◆ **ASSIGNMENT**: Print the listing below in full. Alter nothing.
Start of GIVEN ENTRIES
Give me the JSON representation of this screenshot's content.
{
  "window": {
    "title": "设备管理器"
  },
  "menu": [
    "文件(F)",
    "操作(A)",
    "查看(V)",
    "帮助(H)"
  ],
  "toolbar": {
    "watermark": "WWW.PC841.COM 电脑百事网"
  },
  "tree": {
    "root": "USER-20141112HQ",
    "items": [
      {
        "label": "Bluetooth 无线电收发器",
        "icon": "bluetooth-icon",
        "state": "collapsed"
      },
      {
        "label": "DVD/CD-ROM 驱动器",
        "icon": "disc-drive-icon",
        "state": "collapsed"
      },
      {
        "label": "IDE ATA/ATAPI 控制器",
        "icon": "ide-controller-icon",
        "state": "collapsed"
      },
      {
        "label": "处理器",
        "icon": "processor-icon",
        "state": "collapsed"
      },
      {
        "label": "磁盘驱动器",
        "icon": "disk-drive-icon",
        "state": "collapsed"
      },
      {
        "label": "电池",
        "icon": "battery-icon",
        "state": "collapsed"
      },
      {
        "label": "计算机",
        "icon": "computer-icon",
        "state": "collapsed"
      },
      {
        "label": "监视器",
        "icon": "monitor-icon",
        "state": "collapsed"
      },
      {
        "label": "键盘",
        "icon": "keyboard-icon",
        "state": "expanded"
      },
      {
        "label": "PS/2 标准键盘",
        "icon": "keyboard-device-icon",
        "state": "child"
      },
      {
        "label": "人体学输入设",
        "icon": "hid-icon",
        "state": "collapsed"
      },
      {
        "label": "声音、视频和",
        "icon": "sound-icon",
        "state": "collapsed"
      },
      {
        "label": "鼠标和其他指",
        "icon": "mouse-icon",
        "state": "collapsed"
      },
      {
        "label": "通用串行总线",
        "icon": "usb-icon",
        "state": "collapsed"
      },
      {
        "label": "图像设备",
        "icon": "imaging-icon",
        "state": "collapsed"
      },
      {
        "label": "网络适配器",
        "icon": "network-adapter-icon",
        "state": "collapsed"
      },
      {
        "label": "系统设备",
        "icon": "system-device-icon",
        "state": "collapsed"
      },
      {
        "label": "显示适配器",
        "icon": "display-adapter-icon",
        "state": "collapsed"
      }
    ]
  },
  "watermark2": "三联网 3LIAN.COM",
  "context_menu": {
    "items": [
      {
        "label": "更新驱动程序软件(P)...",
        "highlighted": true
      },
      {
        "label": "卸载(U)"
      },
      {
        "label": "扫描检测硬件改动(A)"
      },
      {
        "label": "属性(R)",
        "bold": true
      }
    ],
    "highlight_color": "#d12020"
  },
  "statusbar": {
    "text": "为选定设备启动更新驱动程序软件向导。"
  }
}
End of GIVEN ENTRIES
◆ **FINAL ANSWER**:
Give me the JSON representation of this screenshot's content.
{
  "window": {
    "title": "设备管理器"
  },
  "menu": [
    "文件(F)",
    "操作(A)",
    "查看(V)",
    "帮助(H)"
  ],
  "toolbar": {
    "watermark": "WWW.PC841.COM 电脑百事网"
  },
  "tree": {
    "root": "USER-20141112HQ",
    "items": [
      {
        "label": "Bluetooth 无线电收发器",
        "icon": "bluetooth-icon",
        "state": "collapsed"
      },
      {
        "label": "DVD/CD-ROM 驱动器",
        "icon": "disc-drive-icon",
        "state": "collapsed"
      },
      {
        "label": "IDE ATA/ATAPI 控制器",
        "icon": "ide-controller-icon",
        "state": "collapsed"
      },
      {
        "label": "处理器",
        "icon": "processor-icon",
        "state": "collapsed"
      },
      {
        "label": "磁盘驱动器",
        "icon": "disk-drive-icon",
        "state": "collapsed"
      },
      {
        "label": "电池",
        "icon": "battery-icon",
        "state": "collapsed"
      },
      {
        "label": "计算机",
        "icon": "computer-icon",
        "state": "collapsed"
      },
      {
        "label": "监视器",
        "icon": "monitor-icon",
        "state": "collapsed"
      },
      {
        "label": "键盘",
        "icon": "keyboard-icon",
        "state": "expanded"
      },
      {
        "label": "PS/2 标准键盘",
        "icon": "keyboard-device-icon",
        "state": "child"
      },
      {
        "label": "人体学输入设",
        "icon": "hid-icon",
        "state": "collapsed"
      },
      {
        "label": "声音、视频和",
        "icon": "sound-icon",
        "state": "collapsed"
      },
      {
        "label": "鼠标和其他指",
        "icon": "mouse-icon",
        "state": "collapsed"
      },
      {
        "label": "通用串行总线",
        "icon": "usb-icon",
        "state": "collapsed"
      },
      {
        "label": "图像设备",
        "icon": "imaging-icon",
        "state": "collapsed"
      },
      {
        "label": "网络适配器",
        "icon": "network-adapter-icon",
        "state": "collapsed"
      },
      {
        "label": "系统设备",
        "icon": "system-device-icon",
        "state": "collapsed"
      },
      {
        "label": "显示适配器",
        "icon": "display-adapter-icon",
        "state": "collapsed"
      }
    ]
  },
  "watermark2": "三联网 3LIAN.COM",
  "context_menu": {
    "items": [
      {
        "label": "更新驱动程序软件(P)...",
        "highlighted": true
      },
      {
        "label": "卸载(U)"
      },
      {
        "label": "扫描检测硬件改动(A)"
      },
      {
        "label": "属性(R)",
        "bold": true
      }
    ],
    "highlight_color": "#d12020"
  },
  "statusbar": {
    "text": "为选定设备启动更新驱动程序软件向导。"
  }
}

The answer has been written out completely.